* **TASK DIRECTIONS**:
Report how many lines below contain the word "World", giving the number and no other words.

* **Entries from a dataset of interfaces**:
BEGIN

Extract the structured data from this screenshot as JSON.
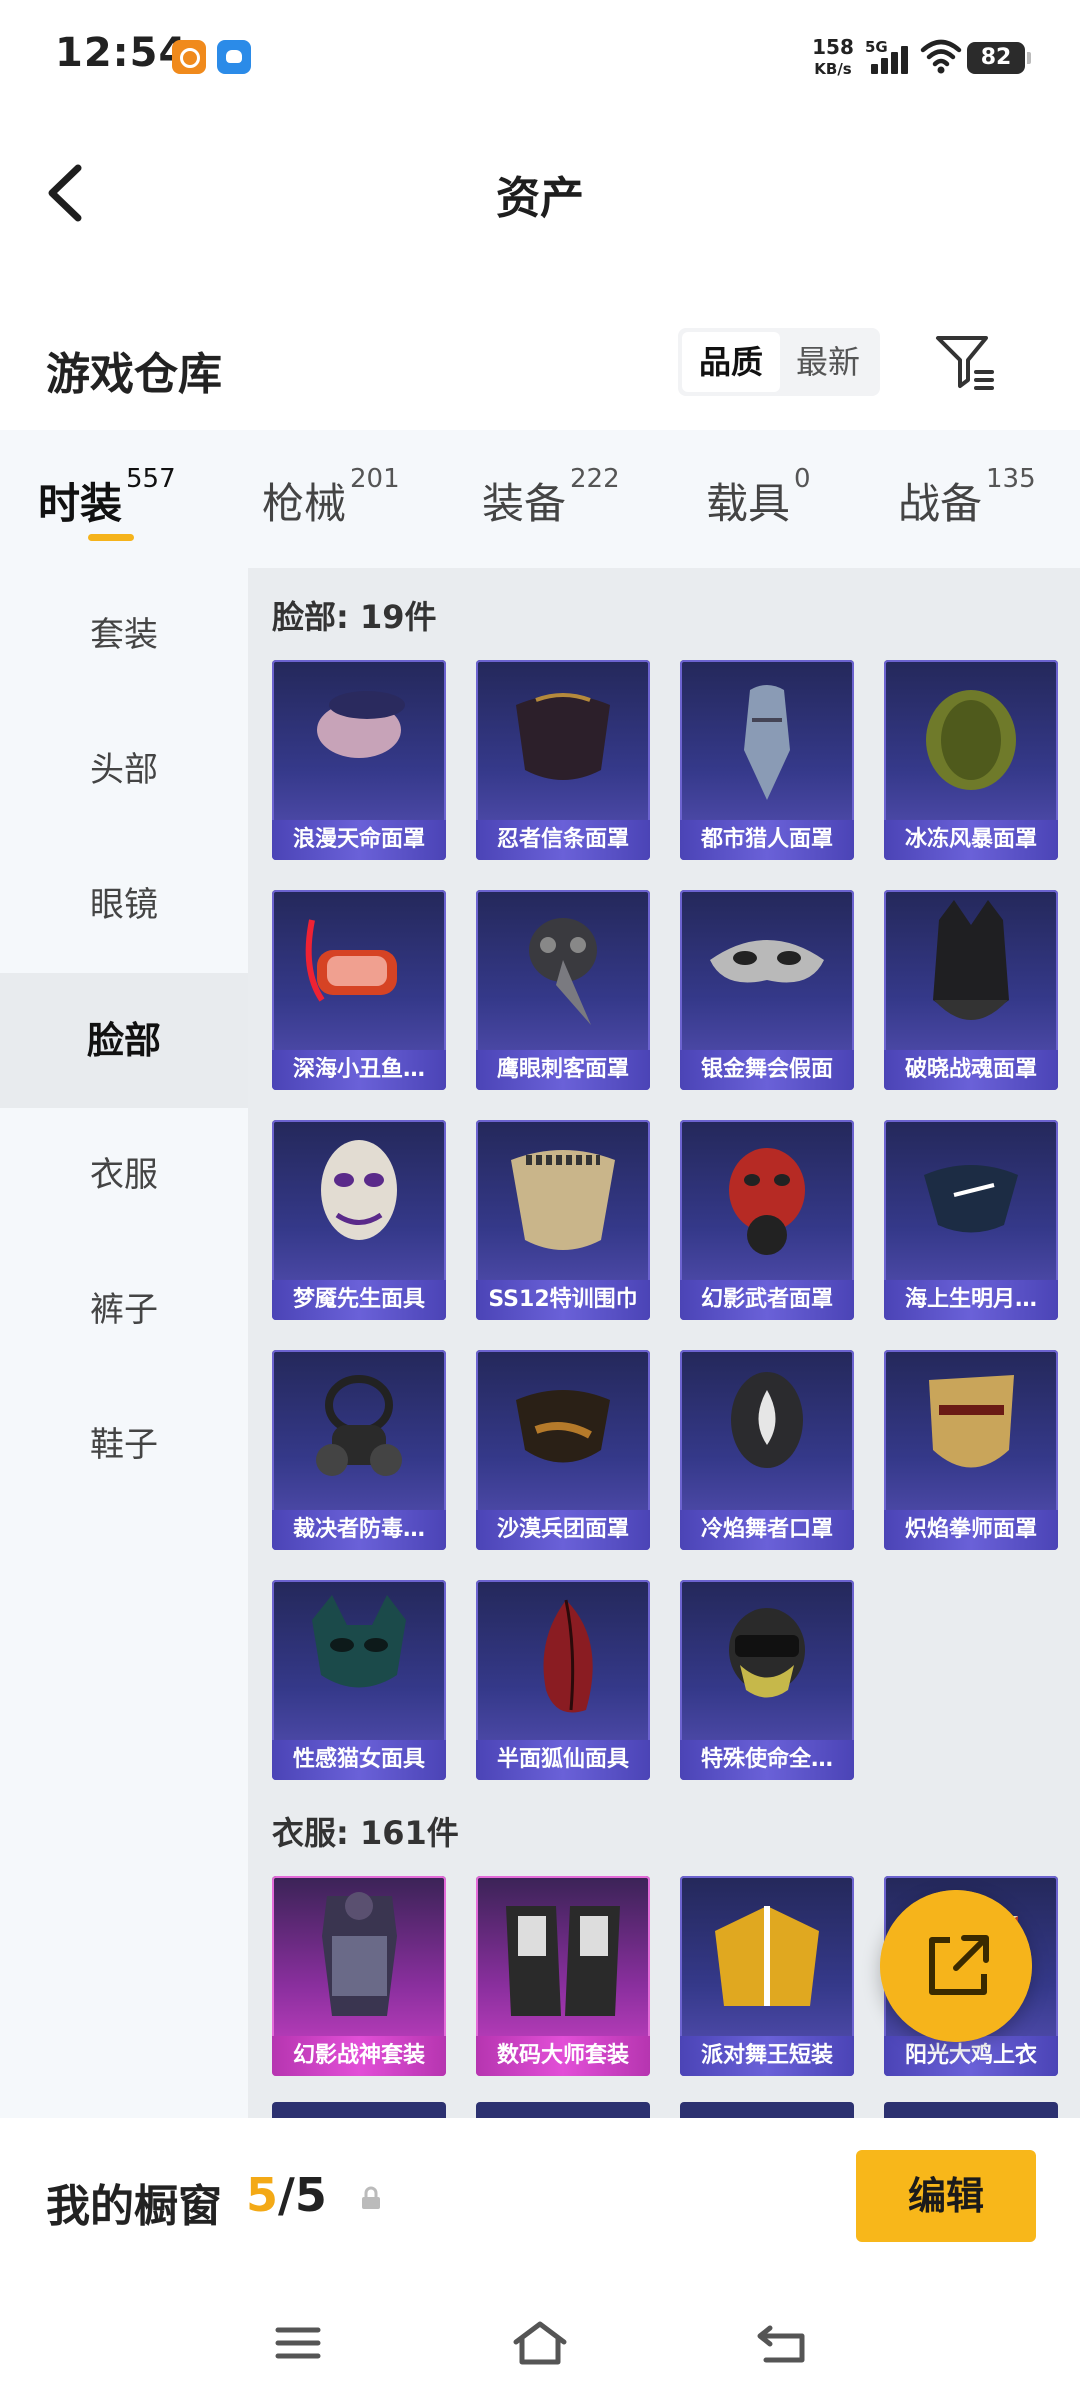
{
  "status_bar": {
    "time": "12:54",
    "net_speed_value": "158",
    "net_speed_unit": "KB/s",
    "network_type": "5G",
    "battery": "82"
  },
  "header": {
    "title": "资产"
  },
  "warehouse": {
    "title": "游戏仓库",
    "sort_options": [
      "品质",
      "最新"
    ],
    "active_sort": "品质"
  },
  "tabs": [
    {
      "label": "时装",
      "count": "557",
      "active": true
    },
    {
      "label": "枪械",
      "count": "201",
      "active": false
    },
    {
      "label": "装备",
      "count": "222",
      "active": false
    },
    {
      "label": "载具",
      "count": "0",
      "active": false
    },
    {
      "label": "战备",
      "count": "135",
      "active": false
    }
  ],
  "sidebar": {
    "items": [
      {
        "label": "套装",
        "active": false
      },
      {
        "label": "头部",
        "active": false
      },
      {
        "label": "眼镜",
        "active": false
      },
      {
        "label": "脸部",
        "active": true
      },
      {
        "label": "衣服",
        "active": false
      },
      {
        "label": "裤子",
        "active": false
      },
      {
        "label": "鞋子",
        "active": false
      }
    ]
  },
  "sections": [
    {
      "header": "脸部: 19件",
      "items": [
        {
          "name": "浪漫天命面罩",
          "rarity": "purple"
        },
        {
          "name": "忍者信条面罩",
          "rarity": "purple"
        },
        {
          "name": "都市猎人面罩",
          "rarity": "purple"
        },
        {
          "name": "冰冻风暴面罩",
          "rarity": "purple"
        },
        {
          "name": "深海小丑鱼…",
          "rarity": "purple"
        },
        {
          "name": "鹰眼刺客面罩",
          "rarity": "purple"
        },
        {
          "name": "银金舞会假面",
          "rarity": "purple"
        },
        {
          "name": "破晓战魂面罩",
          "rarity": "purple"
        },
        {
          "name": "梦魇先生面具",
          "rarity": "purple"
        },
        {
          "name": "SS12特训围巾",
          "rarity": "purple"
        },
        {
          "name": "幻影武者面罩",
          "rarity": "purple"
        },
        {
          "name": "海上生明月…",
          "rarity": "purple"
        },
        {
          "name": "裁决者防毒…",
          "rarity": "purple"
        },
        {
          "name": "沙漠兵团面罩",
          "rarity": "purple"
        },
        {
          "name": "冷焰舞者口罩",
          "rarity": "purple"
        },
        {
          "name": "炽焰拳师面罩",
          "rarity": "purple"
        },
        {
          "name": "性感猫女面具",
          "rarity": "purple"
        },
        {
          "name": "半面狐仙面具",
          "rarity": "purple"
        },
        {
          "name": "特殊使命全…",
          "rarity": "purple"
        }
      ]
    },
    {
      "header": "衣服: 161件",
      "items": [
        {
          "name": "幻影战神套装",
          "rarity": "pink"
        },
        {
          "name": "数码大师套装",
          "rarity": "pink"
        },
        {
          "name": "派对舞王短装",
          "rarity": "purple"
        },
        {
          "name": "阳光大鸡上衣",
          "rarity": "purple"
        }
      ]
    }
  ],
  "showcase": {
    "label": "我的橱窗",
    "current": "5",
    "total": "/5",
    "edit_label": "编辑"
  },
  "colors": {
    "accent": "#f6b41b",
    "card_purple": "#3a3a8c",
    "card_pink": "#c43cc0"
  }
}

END
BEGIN

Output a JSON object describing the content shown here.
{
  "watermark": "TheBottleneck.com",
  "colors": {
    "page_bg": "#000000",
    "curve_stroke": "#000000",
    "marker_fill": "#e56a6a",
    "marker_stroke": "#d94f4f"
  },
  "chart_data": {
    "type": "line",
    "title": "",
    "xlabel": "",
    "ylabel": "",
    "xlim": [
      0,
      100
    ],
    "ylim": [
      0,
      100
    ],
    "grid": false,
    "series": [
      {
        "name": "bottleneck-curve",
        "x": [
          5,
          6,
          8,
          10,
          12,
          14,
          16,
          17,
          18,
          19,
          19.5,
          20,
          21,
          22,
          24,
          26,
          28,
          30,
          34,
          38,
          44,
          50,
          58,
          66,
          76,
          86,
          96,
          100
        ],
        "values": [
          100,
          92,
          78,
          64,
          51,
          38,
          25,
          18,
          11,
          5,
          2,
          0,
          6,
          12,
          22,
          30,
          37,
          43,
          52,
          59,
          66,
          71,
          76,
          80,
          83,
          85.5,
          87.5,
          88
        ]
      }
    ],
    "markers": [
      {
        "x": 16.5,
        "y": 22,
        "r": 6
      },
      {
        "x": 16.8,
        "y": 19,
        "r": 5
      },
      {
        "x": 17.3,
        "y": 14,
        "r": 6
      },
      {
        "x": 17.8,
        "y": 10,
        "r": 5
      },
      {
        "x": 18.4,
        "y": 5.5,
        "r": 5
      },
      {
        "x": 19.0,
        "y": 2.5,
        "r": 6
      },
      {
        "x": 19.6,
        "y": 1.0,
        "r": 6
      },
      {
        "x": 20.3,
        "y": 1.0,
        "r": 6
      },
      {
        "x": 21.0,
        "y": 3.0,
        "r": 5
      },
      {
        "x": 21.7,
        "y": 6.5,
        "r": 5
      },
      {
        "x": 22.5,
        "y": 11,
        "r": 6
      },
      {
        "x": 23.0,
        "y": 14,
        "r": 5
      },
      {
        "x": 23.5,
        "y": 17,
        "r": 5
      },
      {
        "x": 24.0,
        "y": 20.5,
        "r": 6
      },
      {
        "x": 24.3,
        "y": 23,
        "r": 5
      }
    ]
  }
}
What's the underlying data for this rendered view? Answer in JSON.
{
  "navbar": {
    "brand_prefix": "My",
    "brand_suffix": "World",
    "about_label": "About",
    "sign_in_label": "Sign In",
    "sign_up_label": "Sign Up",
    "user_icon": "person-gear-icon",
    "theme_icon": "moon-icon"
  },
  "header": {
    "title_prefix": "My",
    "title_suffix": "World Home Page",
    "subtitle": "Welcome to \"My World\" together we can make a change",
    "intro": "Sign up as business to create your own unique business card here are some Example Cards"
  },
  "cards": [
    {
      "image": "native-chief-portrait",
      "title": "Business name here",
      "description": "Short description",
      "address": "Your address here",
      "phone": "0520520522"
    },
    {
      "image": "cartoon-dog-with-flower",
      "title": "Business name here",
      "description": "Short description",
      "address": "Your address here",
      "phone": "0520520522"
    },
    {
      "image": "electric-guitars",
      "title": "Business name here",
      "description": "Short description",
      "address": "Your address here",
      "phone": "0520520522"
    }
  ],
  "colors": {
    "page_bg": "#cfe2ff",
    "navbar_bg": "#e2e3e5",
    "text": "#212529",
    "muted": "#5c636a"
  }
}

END

* **SOLUTION TO THE PROBLEM**:
3